Beyond such considerations, a consultative spirit pervades the interactions of those engaged in social action, of whatever size and complexity, and the population they serve. This does not imply that formal mechanisms are necessarily in place for this purpose. It suggests, rather, that the aspirations of the people, their observations and ideas, are ever present and are consciously incorporated into plans and programmes. (IV ii §4)

(iii) Action and reflection on action

At the heart of every development endeavour is consistent, systematic action. Action, however, needs to be accompanied by constant reflection to ensure that it continues to serve the aims of the endeavour.... An approach to development defined in terms of learning... depends... on structured reflection woven into a pattern of action, through which questions can emerge and methods and approaches be adjusted. (IV iii §1)

A distinguishing feature of any Bahá’í endeavour has to be the emphasis it places on the spirit with which action is undertaken. This requires from the participants purity of motive, rectitude of conduct, humility, selflessness, and respect for human dignity. (IV iii §4)

V. Guiding Principles

In general, a challenge for any instance of social action is to ensure consistency—among the explicit and implicit convictions which underpin an initiative, the values promoted by it, the attitudes adopted by its participants, the methods they employ, and the ends they seek. Achieving consistency between belief and practice is no small task: a deep-seated recognition of the oneness of humanity should prevent all efforts from fostering disunity, isolation, separateness or competition; an unshakeable conviction in the nobility of human beings, capable of subduing their lower passions and evincing heavenly qualities, should serve to protect against prejudice and paternalism, both of which violate the dignity of people; an immutable belief in justice should guide an endeavour to allocate resources according to the real needs and aspirations of the community rather than the whims and wishes of a privileged few; the principle of the equality of women and men should open the way not only for women to assume their role as protagonists of development and benefit from its fruits but also for the experience of that half of the world’s population to be given more and more emphasis in development thought. (V §2)

If contradictions are to be avoided, the participants in an endeavour need to become increasingly aware of the environment within which their work advances. On the one hand, they are to freely draw insights from the range of philosophies, academic theories, community programmes and social movements within that environment and to keep current with the technological trends that influence progress. On the other hand, they should remain watchful lest they allow the teachings to be bent into conformity with this or that ideology, intellectual fad or fashionable practice. In this connection, the capacity to measure the value of prevalent approaches, ideas, attitudes, and methods in the balance of the Faith is vital.

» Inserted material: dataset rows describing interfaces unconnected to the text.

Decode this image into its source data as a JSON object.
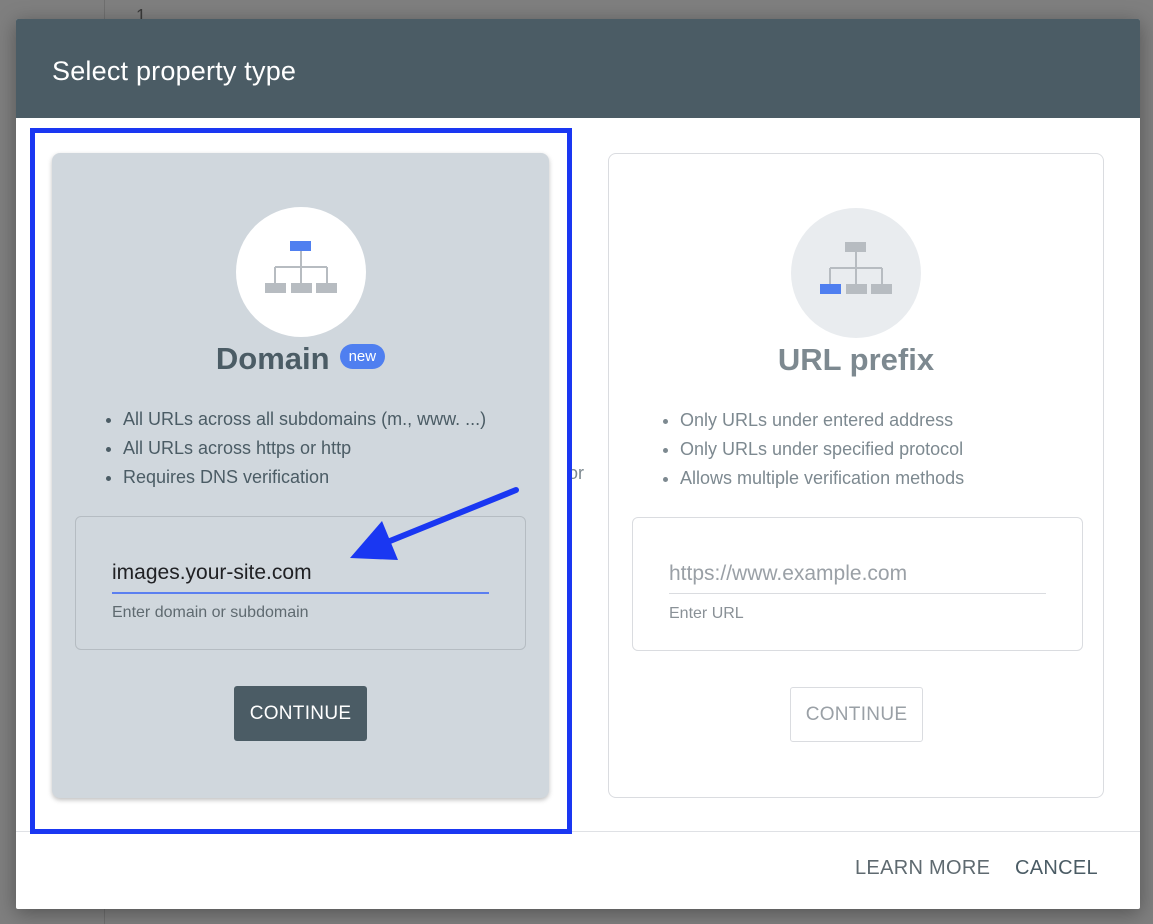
{
  "background": {
    "number": "1"
  },
  "dialog": {
    "title": "Select property type",
    "header_color": "#4b5c65"
  },
  "domain_card": {
    "icon": "sitemap-icon",
    "title": "Domain",
    "badge": "new",
    "bullets": [
      "All URLs across all subdomains (m., www. ...)",
      "All URLs across https or http",
      "Requires DNS verification"
    ],
    "input": {
      "value": "images.your-site.com",
      "hint": "Enter domain or subdomain"
    },
    "button_label": "CONTINUE"
  },
  "separator": "or",
  "url_card": {
    "icon": "sitemap-icon",
    "title": "URL prefix",
    "bullets": [
      "Only URLs under entered address",
      "Only URLs under specified protocol",
      "Allows multiple verification methods"
    ],
    "input": {
      "placeholder": "https://www.example.com",
      "hint": "Enter URL"
    },
    "button_label": "CONTINUE"
  },
  "footer": {
    "learn_more": "LEARN MORE",
    "cancel": "CANCEL"
  },
  "annotation": {
    "highlight_color": "#1a37f2",
    "arrow": "arrow-icon"
  }
}
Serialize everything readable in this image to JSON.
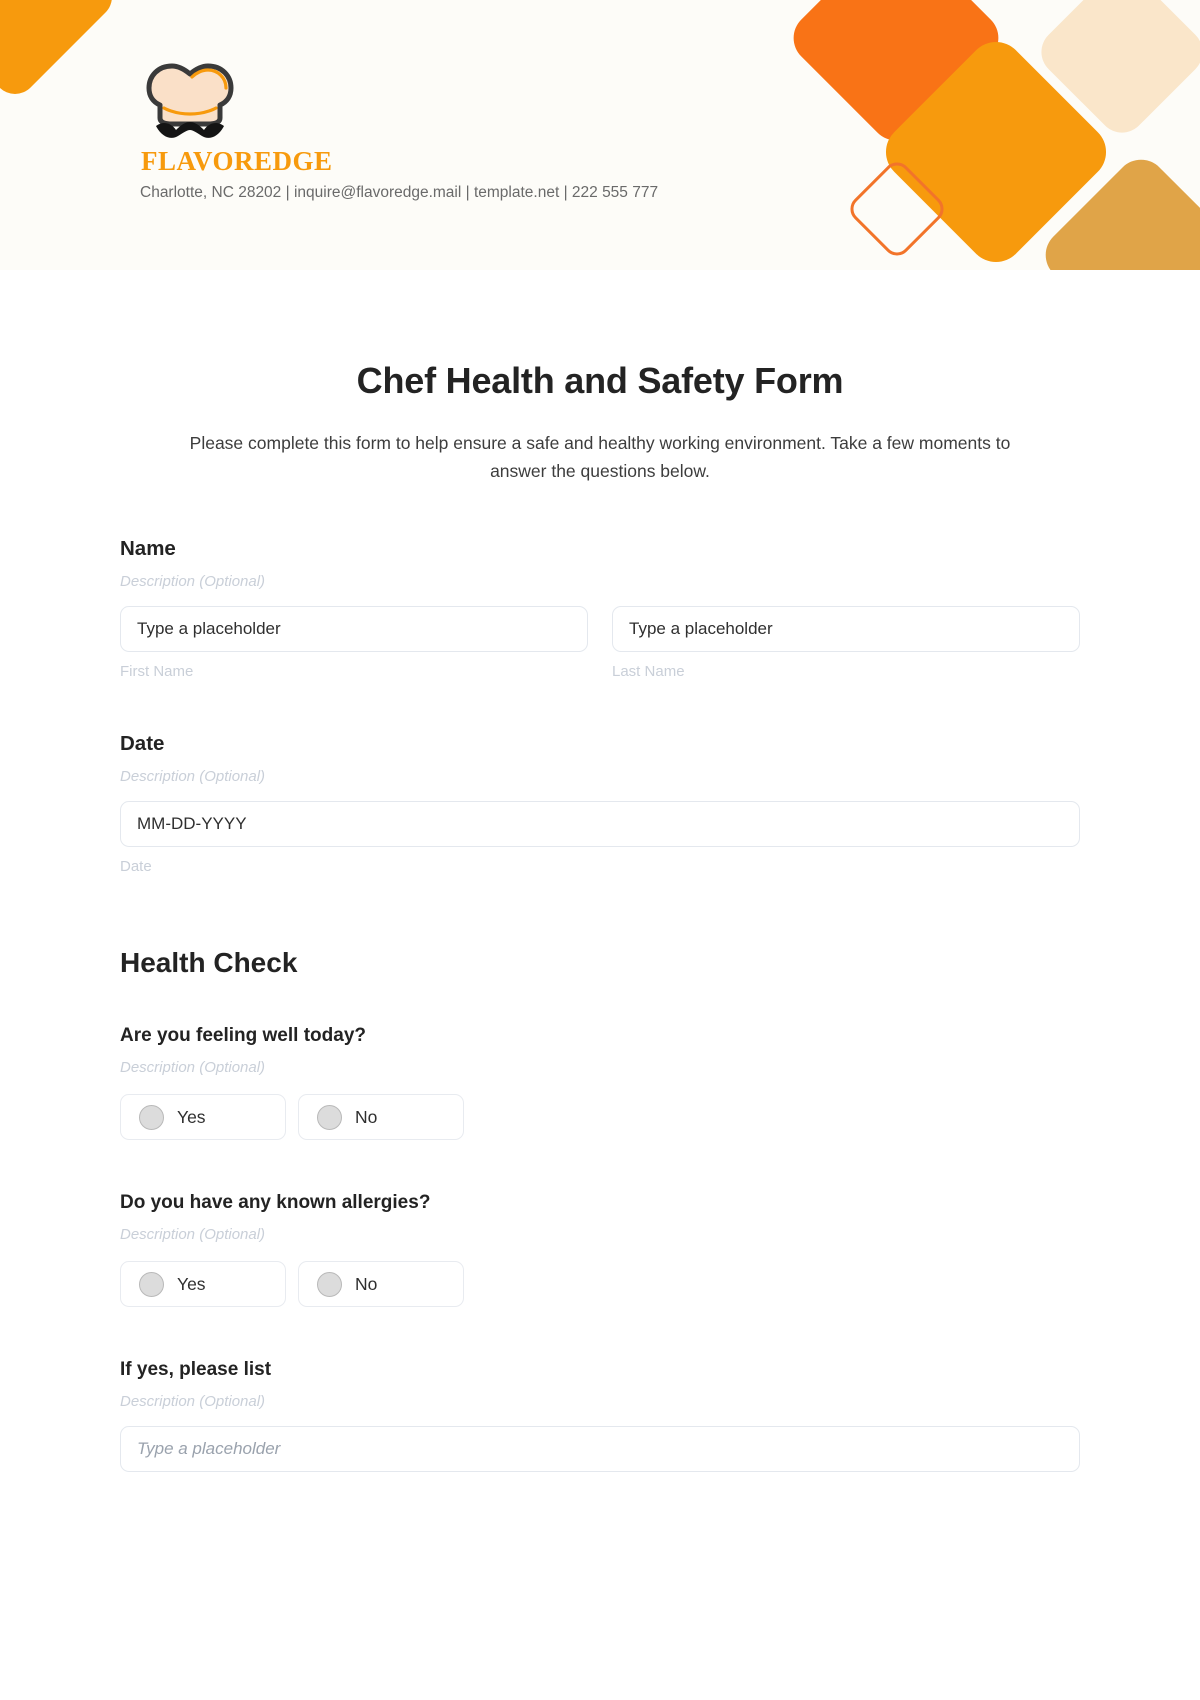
{
  "header": {
    "brand_name": "FLAVOREDGE",
    "contact": "Charlotte, NC 28202 | inquire@flavoredge.mail | template.net | 222 555 777",
    "logo_icon": "chef-hat-mustache-icon",
    "colors": {
      "background": "#fdfcf8",
      "brand_orange": "#f79a0d",
      "accent_orange_red": "#f97316",
      "accent_cream": "#fae6ca",
      "accent_tan": "#e0a448",
      "outline_orange": "#f2742a"
    }
  },
  "form": {
    "title": "Chef Health and Safety Form",
    "subtitle": "Please complete this form to help ensure a safe and healthy working environment. Take a few moments to answer the questions below.",
    "description_placeholder": "Description (Optional)",
    "name_field": {
      "label": "Name",
      "description": "Description (Optional)",
      "first": {
        "placeholder": "Type a placeholder",
        "sub_label": "First Name"
      },
      "last": {
        "placeholder": "Type a placeholder",
        "sub_label": "Last Name"
      }
    },
    "date_field": {
      "label": "Date",
      "description": "Description (Optional)",
      "placeholder": "MM-DD-YYYY",
      "sub_label": "Date"
    },
    "health_check": {
      "heading": "Health Check",
      "questions": [
        {
          "label": "Are you feeling well today?",
          "description": "Description (Optional)",
          "options": [
            "Yes",
            "No"
          ]
        },
        {
          "label": "Do you have any known allergies?",
          "description": "Description (Optional)",
          "options": [
            "Yes",
            "No"
          ]
        },
        {
          "label": "If yes, please list",
          "description": "Description (Optional)",
          "placeholder": "Type a placeholder"
        }
      ]
    }
  }
}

This capacity enables one, for example, to uncover the aggrandizement of self so often lying behind initiatives that are nominally concerned with empowerment, to discern the tendency of certain development efforts to foist upon the poor an entirely materialistic worldview, to perceive the subtle ways in which competitiveness and greed can be promoted in the name of justice and prosperity, and ultimately to abandon the notion that one or another theory or movement which may fleetingly acquire some prominence in the wider society can provide a shortcut to meaningful change. (V §3)

Last updated 30 August 2015